PHOENIX A judge has rejected efforts by two public- interest law firms to block the state from using the AIMS test as a graduation requirement.

Maricopa County Superior Court Judge John Buttrick heard evidence that school districts with a higher percentage of economically disadvantaged and minority students had lower passing rates on the reading, math and writing sections of the test.

Plaintiffs said that's because the state doesn't provide enough funds to ensure all students get the education they need and to which they are constitutionally entitled.

But Buttrick said no one proved an absolute link between what programs schools do and do not provide and AIMS scores. Without that, he said, there's no constitutional violation.

No decision has been made on an appeal.

The lawsuit was filed on behalf of three student groups: the economically disadvantaged, racial and ethnic minorities, and those classified as English-language learners.

According to the lawsuit, students in these groups about one of every six of high school seniors in Arizona pass the math, reading and writing sections of AIMS at a lower rate than classmates.

If the state intends to use AIMS as a graduation requirement, it should provide more funding for these students for everything from smaller classes to tutoring, said attorney Ellen Katz of the William E. Morris Institute for Justice.

State Superintendent of Public Instruction Tom Horne said there is a link between socio-economic status and academic achievement.

"But it's not an excuse for anybody," he said. "The teachers need to teach well, the schools need to give good leadership, the students need to study."

And Horne said socio-economic status isn't an excuse not to have to pass AIMS short for Arizona's Instrument to Measure Standards which is supposed to show that students have learned what is expected of a high school graduate.

"We hold out the same high standards for everybody," he said.

Horne acknowledged that state aid to schools is pretty much equal, about $6,000 for each student, regardless of economic background.

But he said the federal government provides additional cash to districts with high percentages of students living in poverty to help those youngsters with special programs.

Buttrick said the state is constitutionally obligated to provide all schools with enough money to ensure that students have the opportunity to get an education.

But he said the challengers to the state's current funding system never proved that the lack of cash to provide certain programs affected AIMS scores.

For example, he noted that Toni Badone, superintendent of the Yuma Union High School District, testified that her district isn't meeting the needs of its students because of a lack of resources.

But Buttrick said not a single student failed to graduate in 2006 or 2007 because of failure to pass the AIMS test.

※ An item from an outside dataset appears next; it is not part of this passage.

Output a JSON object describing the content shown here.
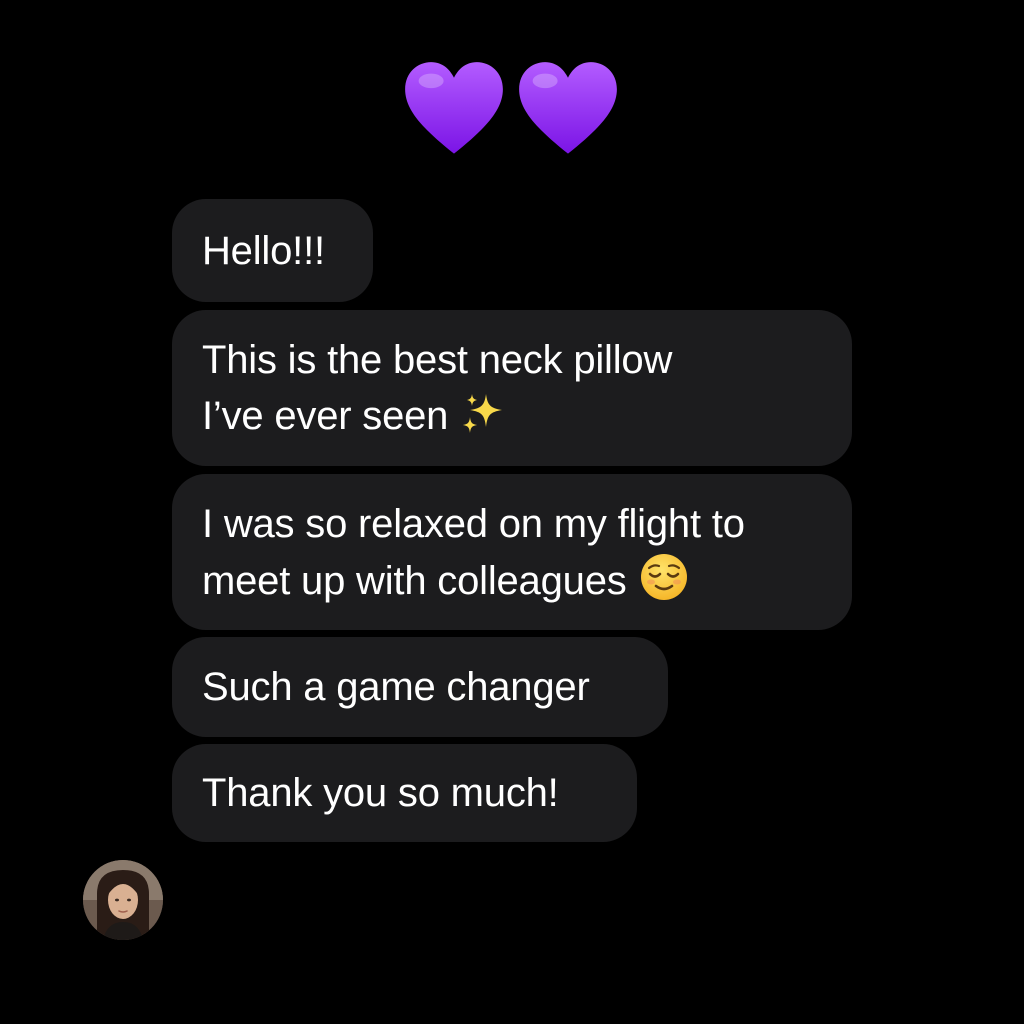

And Reyna Olvera, a student at Thomas Jefferson High School in Phoenix, testified about the lack of services at her school. Buttrick noted, though, that Olvera also admitted to a number of unexcused absences "and that she dropped out of her math AIMS class after only a few weeks."

Attorney Tim Hogan of the Center for Law in the Public Interest, who also represented challengers, said he believes Buttrick used the wrong legal standard in his ruling.

He said no one disputed the statistics showing the connection between the AIMS scores at individual schools and the economic status of the students there. What Buttrick apparently wanted, Hogan said, was proof that individual students were unable to get diplomas because of the lack of funds.